"The loss of Samuel Harvey's Victoria Cross in the 1920s are variously believed to be: swapped for beer in a pub; lost in a wood near Ipswich whilst returning home from a pub; or possibly Harvey sold his Victoria Cross privately. There have been no sightings of the VC since."
I guess I'd rather swap mine for a beer than have my kids loose it in a field while playing "soldiers," like Duncan Home's VC was. . .
I was re-reading Medal of Honor and VC citations last night as I was working on my Nine Virtues essays, hoping to get a better feel for the virtue of "courage." Courage, of course, is different now than it was. The inscription on the monument to Periclean citizen-warriors at Yale University sums up our modern idea of courage best, I think: "Courage disdains fame, and wins it."

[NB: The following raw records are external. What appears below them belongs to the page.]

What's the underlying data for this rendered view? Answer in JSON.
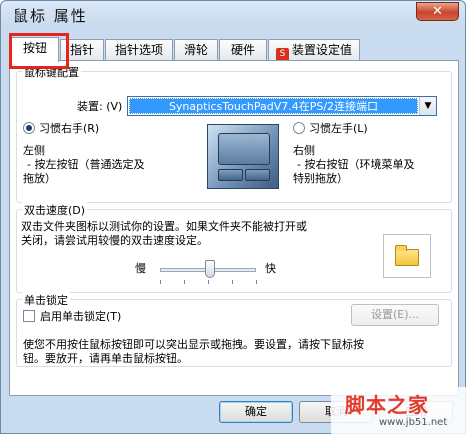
{
  "window": {
    "title": "鼠标 属性",
    "close_glyph": "✕"
  },
  "tabs": [
    {
      "label": "按钮",
      "active": true
    },
    {
      "label": "指针"
    },
    {
      "label": "指针选项"
    },
    {
      "label": "滑轮"
    },
    {
      "label": "硬件"
    },
    {
      "label": "装置设定值",
      "icon": "synaptics-icon",
      "icon_glyph": "S"
    }
  ],
  "button_config": {
    "title": "鼠标键配置",
    "device_label": "装置: (V)",
    "device_value": "SynapticsTouchPadV7.4在PS/2连接端口",
    "right_hand_label": "习惯右手(R)",
    "right_hand_selected": true,
    "left_hand_label": "习惯左手(L)",
    "left_hand_selected": false,
    "left_side_title": "左侧",
    "left_side_desc_1": "- 按左按钮（普通选定及",
    "left_side_desc_2": "拖放）",
    "right_side_title": "右侧",
    "right_side_desc_1": "- 按右按钮（环境菜单及",
    "right_side_desc_2": "特别拖放）"
  },
  "double_click": {
    "title": "双击速度(D)",
    "desc_1": "双击文件夹图标以测试你的设置。如果文件夹不能被打开或",
    "desc_2": "关闭，请尝试用较慢的双击速度设定。",
    "slow_label": "慢",
    "fast_label": "快",
    "speed_fraction": 0.52,
    "folder_icon": "folder-icon"
  },
  "click_lock": {
    "title": "单击锁定",
    "enable_label": "启用单击锁定(T)",
    "enabled": false,
    "settings_label": "设置(E)...",
    "desc_1": "使您不用按住鼠标按钮即可以突出显示或拖拽。要设置，请按下鼠标按",
    "desc_2": "钮。要放开，请再单击鼠标按钮。"
  },
  "footer": {
    "ok_label": "确定",
    "cancel_label": "取消",
    "apply_label": "应用"
  },
  "watermark": {
    "main": "脚本之家",
    "sub": "www.jb51.net"
  },
  "colors": {
    "selection": "#3399ff",
    "highlight_box": "#e8231c",
    "close_button": "#c8452a"
  }
}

And yet, the ancient world (particularly the IE world) was very strongly centered on the immortality of fame. I might almost be willing to argue that the IE example is best described as, "Courage wins fame, and revels in it."
It is an interesting issue for me to consider. I love re-doing my Dedicant Path documentation, particularly since I did my work before the change in requirements in 2003/2004.
Every time I sit down to re-work my DP, I find that I am learning more from the process. It's an excellent Path for those who take it seriously: easy enough that if you want a hoop to jump through, you can use it as that; but if you're serious about the work, and you want to gain deeply from it, the DP can be as challenging and rewarding as you want it to be.